ASSIGNED TASK -
Apart from the pictures, write out all the records exactly.

DATA SECTION -
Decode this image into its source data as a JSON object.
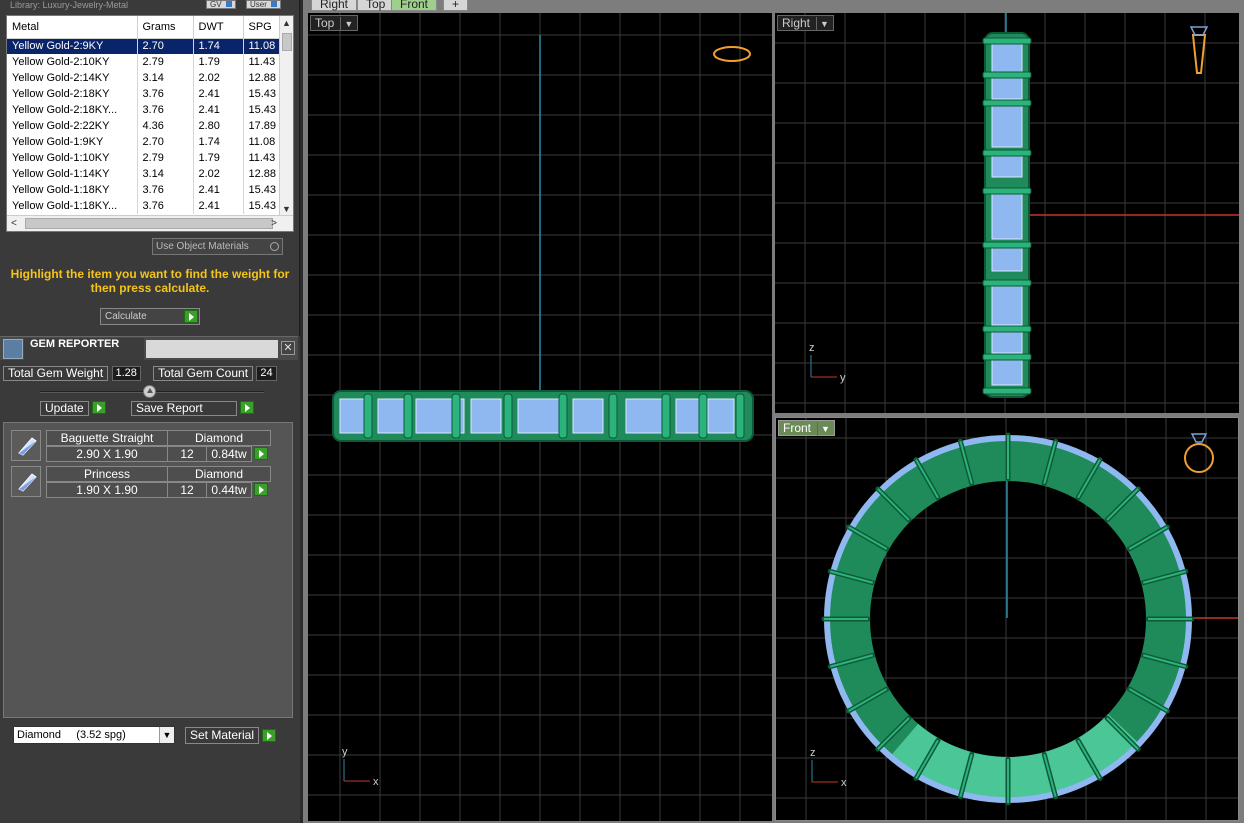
{
  "library": {
    "path_label": "Library: Luxury-Jewelry-Metal",
    "btn_gv": "GV",
    "btn_user": "User"
  },
  "metal_table": {
    "headers": [
      "Metal",
      "Grams",
      "DWT",
      "SPG"
    ],
    "rows": [
      [
        "Yellow Gold-2:9KY",
        "2.70",
        "1.74",
        "11.08"
      ],
      [
        "Yellow Gold-2:10KY",
        "2.79",
        "1.79",
        "11.43"
      ],
      [
        "Yellow Gold-2:14KY",
        "3.14",
        "2.02",
        "12.88"
      ],
      [
        "Yellow Gold-2:18KY",
        "3.76",
        "2.41",
        "15.43"
      ],
      [
        "Yellow Gold-2:18KY...",
        "3.76",
        "2.41",
        "15.43"
      ],
      [
        "Yellow Gold-2:22KY",
        "4.36",
        "2.80",
        "17.89"
      ],
      [
        "Yellow Gold-1:9KY",
        "2.70",
        "1.74",
        "11.08"
      ],
      [
        "Yellow Gold-1:10KY",
        "2.79",
        "1.79",
        "11.43"
      ],
      [
        "Yellow Gold-1:14KY",
        "3.14",
        "2.02",
        "12.88"
      ],
      [
        "Yellow Gold-1:18KY",
        "3.76",
        "2.41",
        "15.43"
      ],
      [
        "Yellow Gold-1:18KY...",
        "3.76",
        "2.41",
        "15.43"
      ]
    ],
    "selected_index": 0
  },
  "use_object_materials": "Use Object Materials",
  "hint": "Highlight the item you want to find the weight for then press calculate.",
  "calculate_label": "Calculate",
  "gem_reporter": {
    "title": "GEM REPORTER",
    "total_weight_label": "Total Gem Weight",
    "total_weight": "1.28",
    "total_count_label": "Total Gem Count",
    "total_count": "24",
    "update_label": "Update",
    "save_label": "Save Report",
    "gems": [
      {
        "shape": "Baguette Straight",
        "material": "Diamond",
        "size": "2.90 X 1.90",
        "count": "12",
        "weight": "0.84tw"
      },
      {
        "shape": "Princess",
        "material": "Diamond",
        "size": "1.90 X 1.90",
        "count": "12",
        "weight": "0.44tw"
      }
    ],
    "material_select": "Diamond     (3.52 spg)",
    "set_material_label": "Set Material"
  },
  "viewport_tabs": [
    "Right",
    "Top",
    "Front",
    "+"
  ],
  "active_tab": "Front",
  "viewports": {
    "top_label": "Top",
    "right_label": "Right",
    "front_label": "Front",
    "axis_x": "x",
    "axis_y": "y",
    "axis_z": "z"
  },
  "colors": {
    "ring_green": "#1f8a5a",
    "gem_blue": "#8fb8f0",
    "grid": "#3a3a3a",
    "accent_yellow": "#f5c518",
    "axis_red": "#c0392b",
    "axis_cyan": "#2a8aa8"
  }
}
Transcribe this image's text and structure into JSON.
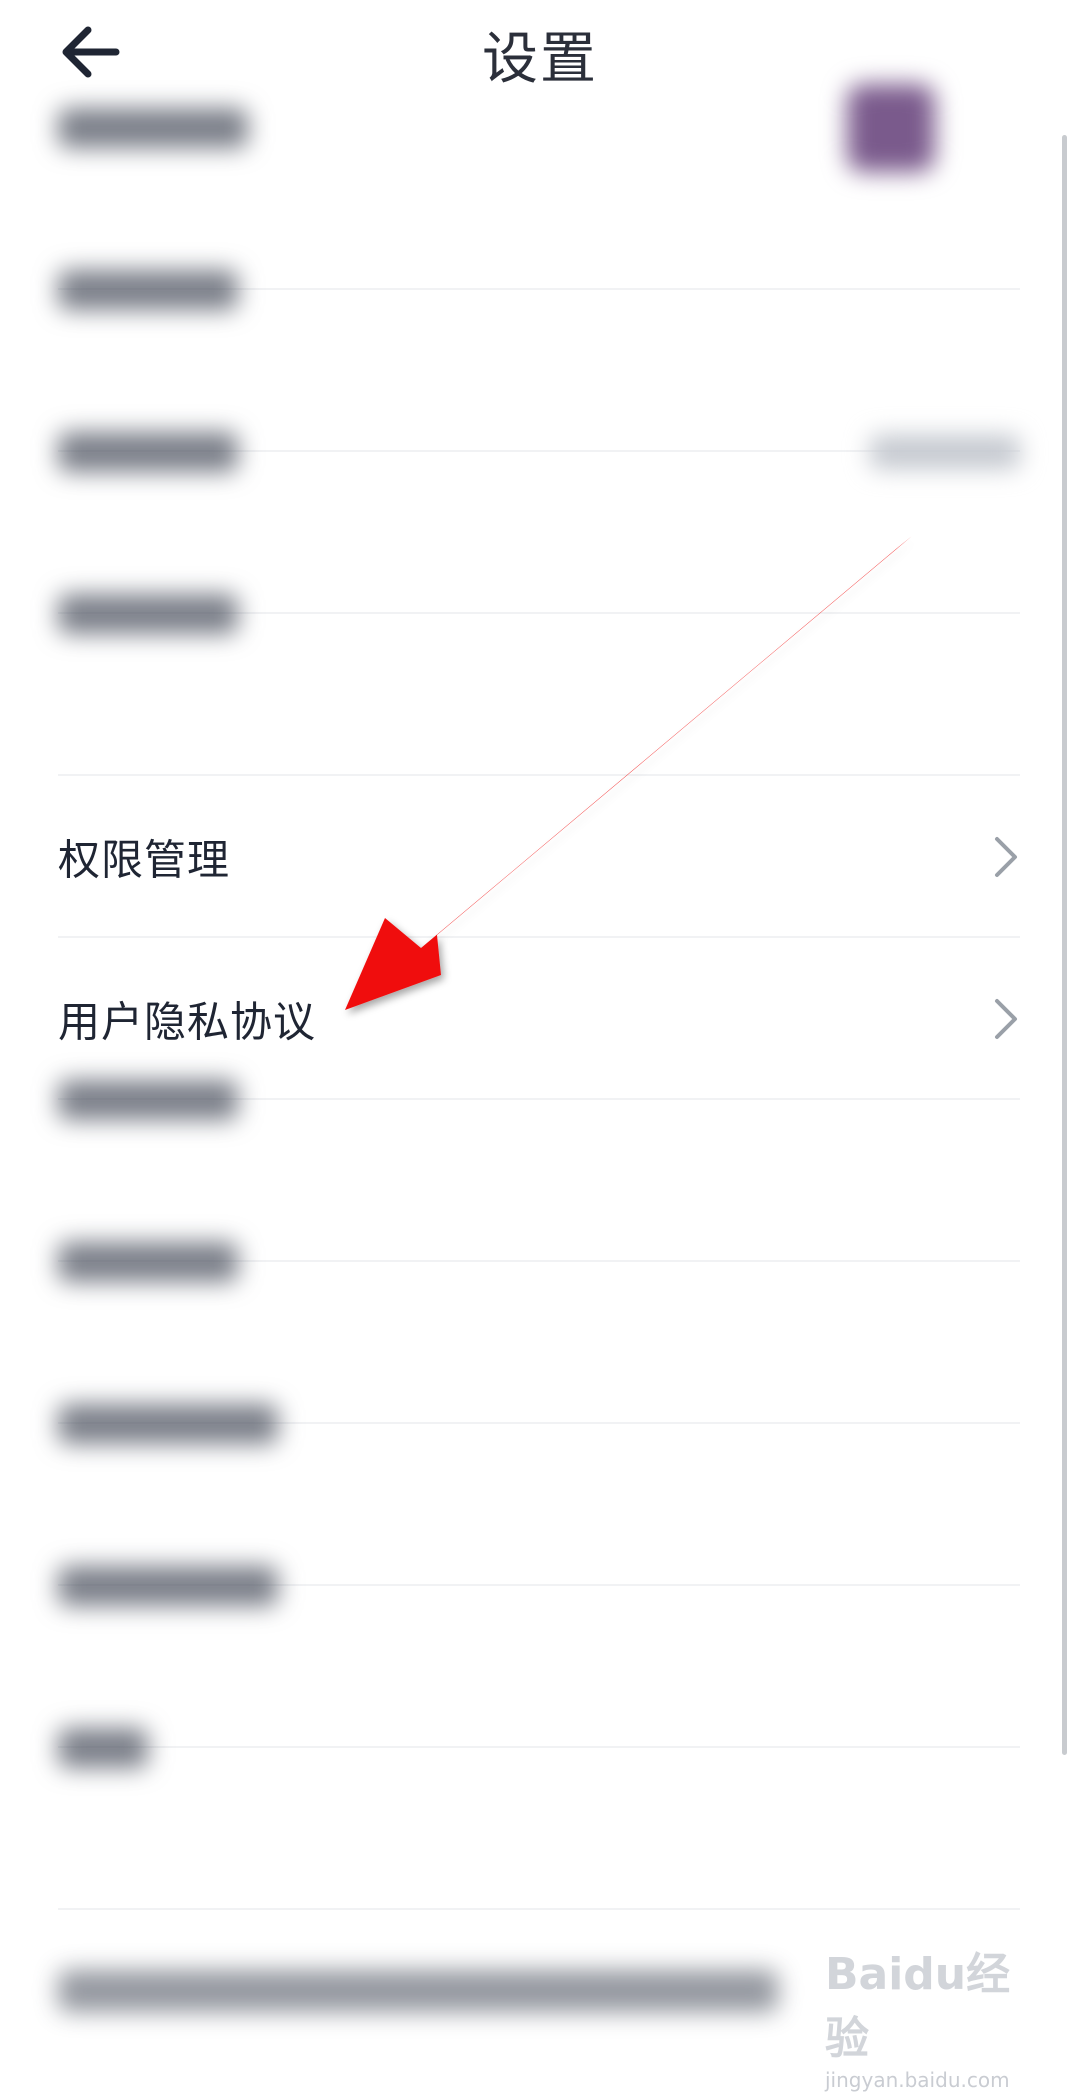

ANSWER TO THIS TASK -
Decode this image into its source data as a JSON object.
{
  "library": {
    "path_label": "Library: Luxury-Jewelry-Metal",
    "btn_gv": "GV",
    "btn_user": "User"
  },
  "metal_table": {
    "headers": [
      "Metal",
      "Grams",
      "DWT",
      "SPG"
    ],
    "rows": [
      [
        "Yellow Gold-2:9KY",
        "2.70",
        "1.74",
        "11.08"
      ],
      [
        "Yellow Gold-2:10KY",
        "2.79",
        "1.79",
        "11.43"
      ],
      [
        "Yellow Gold-2:14KY",
        "3.14",
        "2.02",
        "12.88"
      ],
      [
        "Yellow Gold-2:18KY",
        "3.76",
        "2.41",
        "15.43"
      ],
      [
        "Yellow Gold-2:18KY...",
        "3.76",
        "2.41",
        "15.43"
      ],
      [
        "Yellow Gold-2:22KY",
        "4.36",
        "2.80",
        "17.89"
      ],
      [
        "Yellow Gold-1:9KY",
        "2.70",
        "1.74",
        "11.08"
      ],
      [
        "Yellow Gold-1:10KY",
        "2.79",
        "1.79",
        "11.43"
      ],
      [
        "Yellow Gold-1:14KY",
        "3.14",
        "2.02",
        "12.88"
      ],
      [
        "Yellow Gold-1:18KY",
        "3.76",
        "2.41",
        "15.43"
      ],
      [
        "Yellow Gold-1:18KY...",
        "3.76",
        "2.41",
        "15.43"
      ]
    ],
    "selected_index": 0
  },
  "use_object_materials": "Use Object Materials",
  "hint": "Highlight the item you want to find the weight for then press calculate.",
  "calculate_label": "Calculate",
  "gem_reporter": {
    "title": "GEM REPORTER",
    "total_weight_label": "Total Gem Weight",
    "total_weight": "1.28",
    "total_count_label": "Total Gem Count",
    "total_count": "24",
    "update_label": "Update",
    "save_label": "Save Report",
    "gems": [
      {
        "shape": "Baguette Straight",
        "material": "Diamond",
        "size": "2.90 X 1.90",
        "count": "12",
        "weight": "0.84tw"
      },
      {
        "shape": "Princess",
        "material": "Diamond",
        "size": "1.90 X 1.90",
        "count": "12",
        "weight": "0.44tw"
      }
    ],
    "material_select": "Diamond     (3.52 spg)",
    "set_material_label": "Set Material"
  },
  "viewport_tabs": [
    "Right",
    "Top",
    "Front",
    "+"
  ],
  "active_tab": "Front",
  "viewports": {
    "top_label": "Top",
    "right_label": "Right",
    "front_label": "Front",
    "axis_x": "x",
    "axis_y": "y",
    "axis_z": "z"
  },
  "colors": {
    "ring_green": "#1f8a5a",
    "gem_blue": "#8fb8f0",
    "grid": "#3a3a3a",
    "accent_yellow": "#f5c518",
    "axis_red": "#c0392b",
    "axis_cyan": "#2a8aa8"
  }
}
Transcribe this image's text and structure into JSON.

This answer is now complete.